Exercise input:

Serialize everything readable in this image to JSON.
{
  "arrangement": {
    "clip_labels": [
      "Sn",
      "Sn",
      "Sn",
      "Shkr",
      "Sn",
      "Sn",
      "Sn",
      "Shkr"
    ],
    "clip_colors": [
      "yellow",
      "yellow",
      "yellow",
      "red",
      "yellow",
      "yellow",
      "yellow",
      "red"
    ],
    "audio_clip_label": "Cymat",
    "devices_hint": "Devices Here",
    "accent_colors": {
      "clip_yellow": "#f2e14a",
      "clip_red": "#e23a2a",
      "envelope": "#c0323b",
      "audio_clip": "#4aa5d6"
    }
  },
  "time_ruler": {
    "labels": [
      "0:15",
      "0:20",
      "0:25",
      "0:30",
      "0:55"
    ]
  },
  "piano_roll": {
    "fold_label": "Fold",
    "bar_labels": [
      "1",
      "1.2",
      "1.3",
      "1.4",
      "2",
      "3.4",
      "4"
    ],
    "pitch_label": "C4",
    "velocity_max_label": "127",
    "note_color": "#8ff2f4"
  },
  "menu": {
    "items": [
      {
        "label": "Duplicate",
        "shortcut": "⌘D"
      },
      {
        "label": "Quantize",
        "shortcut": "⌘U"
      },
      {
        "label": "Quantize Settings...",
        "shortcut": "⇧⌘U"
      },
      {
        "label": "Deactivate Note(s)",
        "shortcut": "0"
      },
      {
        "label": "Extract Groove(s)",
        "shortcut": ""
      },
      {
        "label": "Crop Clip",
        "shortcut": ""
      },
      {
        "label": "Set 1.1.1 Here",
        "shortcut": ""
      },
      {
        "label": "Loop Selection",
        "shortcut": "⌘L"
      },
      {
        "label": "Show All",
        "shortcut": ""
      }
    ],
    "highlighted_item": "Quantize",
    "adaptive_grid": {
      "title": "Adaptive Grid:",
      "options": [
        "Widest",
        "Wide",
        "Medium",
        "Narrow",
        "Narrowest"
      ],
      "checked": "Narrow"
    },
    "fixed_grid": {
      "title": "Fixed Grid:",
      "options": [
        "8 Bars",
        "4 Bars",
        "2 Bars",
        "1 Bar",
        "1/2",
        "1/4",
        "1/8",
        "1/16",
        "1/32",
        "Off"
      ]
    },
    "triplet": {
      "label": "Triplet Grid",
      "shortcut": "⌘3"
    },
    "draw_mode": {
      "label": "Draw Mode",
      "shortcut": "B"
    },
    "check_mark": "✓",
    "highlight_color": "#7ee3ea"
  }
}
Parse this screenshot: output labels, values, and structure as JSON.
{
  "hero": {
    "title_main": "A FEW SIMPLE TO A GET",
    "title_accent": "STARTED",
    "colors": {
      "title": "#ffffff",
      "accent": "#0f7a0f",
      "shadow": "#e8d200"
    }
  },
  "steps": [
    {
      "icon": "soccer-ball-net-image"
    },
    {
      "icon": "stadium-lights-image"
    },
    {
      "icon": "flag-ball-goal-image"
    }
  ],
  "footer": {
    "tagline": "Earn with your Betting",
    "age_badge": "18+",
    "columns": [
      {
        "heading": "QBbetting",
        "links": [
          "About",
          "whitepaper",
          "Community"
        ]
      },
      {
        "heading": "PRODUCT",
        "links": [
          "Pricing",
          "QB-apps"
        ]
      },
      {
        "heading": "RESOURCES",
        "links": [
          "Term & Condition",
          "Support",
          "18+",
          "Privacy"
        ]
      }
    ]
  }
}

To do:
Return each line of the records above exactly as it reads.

Exercise output:
Serialize everything readable in this image to JSON.
{
  "arrangement": {
    "clip_labels": [
      "Sn",
      "Sn",
      "Sn",
      "Shkr",
      "Sn",
      "Sn",
      "Sn",
      "Shkr"
    ],
    "clip_colors": [
      "yellow",
      "yellow",
      "yellow",
      "red",
      "yellow",
      "yellow",
      "yellow",
      "red"
    ],
    "audio_clip_label": "Cymat",
    "devices_hint": "Devices Here",
    "accent_colors": {
      "clip_yellow": "#f2e14a",
      "clip_red": "#e23a2a",
      "envelope": "#c0323b",
      "audio_clip": "#4aa5d6"
    }
  },
  "time_ruler": {
    "labels": [
      "0:15",
      "0:20",
      "0:25",
      "0:30",
      "0:55"
    ]
  },
  "piano_roll": {
    "fold_label": "Fold",
    "bar_labels": [
      "1",
      "1.2",
      "1.3",
      "1.4",
      "2",
      "3.4",
      "4"
    ],
    "pitch_label": "C4",
    "velocity_max_label": "127",
    "note_color": "#8ff2f4"
  },
  "menu": {
    "items": [
      {
        "label": "Duplicate",
        "shortcut": "⌘D"
      },
      {
        "label": "Quantize",
        "shortcut": "⌘U"
      },
      {
        "label": "Quantize Settings...",
        "shortcut": "⇧⌘U"
      },
      {
        "label": "Deactivate Note(s)",
        "shortcut": "0"
      },
      {
        "label": "Extract Groove(s)",
        "shortcut": ""
      },
      {
        "label": "Crop Clip",
        "shortcut": ""
      },
      {
        "label": "Set 1.1.1 Here",
        "shortcut": ""
      },
      {
        "label": "Loop Selection",
        "shortcut": "⌘L"
      },
      {
        "label": "Show All",
        "shortcut": ""
      }
    ],
    "highlighted_item": "Quantize",
    "adaptive_grid": {
      "title": "Adaptive Grid:",
      "options": [
        "Widest",
        "Wide",
        "Medium",
        "Narrow",
        "Narrowest"
      ],
      "checked": "Narrow"
    },
    "fixed_grid": {
      "title": "Fixed Grid:",
      "options": [
        "8 Bars",
        "4 Bars",
        "2 Bars",
        "1 Bar",
        "1/2",
        "1/4",
        "1/8",
        "1/16",
        "1/32",
        "Off"
      ]
    },
    "triplet": {
      "label": "Triplet Grid",
      "shortcut": "⌘3"
    },
    "draw_mode": {
      "label": "Draw Mode",
      "shortcut": "B"
    },
    "check_mark": "✓",
    "highlight_color": "#7ee3ea"
  }
}
Parse this screenshot: output labels, values, and structure as JSON.
{
  "hero": {
    "title_main": "A FEW SIMPLE TO A GET",
    "title_accent": "STARTED",
    "colors": {
      "title": "#ffffff",
      "accent": "#0f7a0f",
      "shadow": "#e8d200"
    }
  },
  "steps": [
    {
      "icon": "soccer-ball-net-image"
    },
    {
      "icon": "stadium-lights-image"
    },
    {
      "icon": "flag-ball-goal-image"
    }
  ],
  "footer": {
    "tagline": "Earn with your Betting",
    "age_badge": "18+",
    "columns": [
      {
        "heading": "QBbetting",
        "links": [
          "About",
          "whitepaper",
          "Community"
        ]
      },
      {
        "heading": "PRODUCT",
        "links": [
          "Pricing",
          "QB-apps"
        ]
      },
      {
        "heading": "RESOURCES",
        "links": [
          "Term & Condition",
          "Support",
          "18+",
          "Privacy"
        ]
      }
    ]
  }
}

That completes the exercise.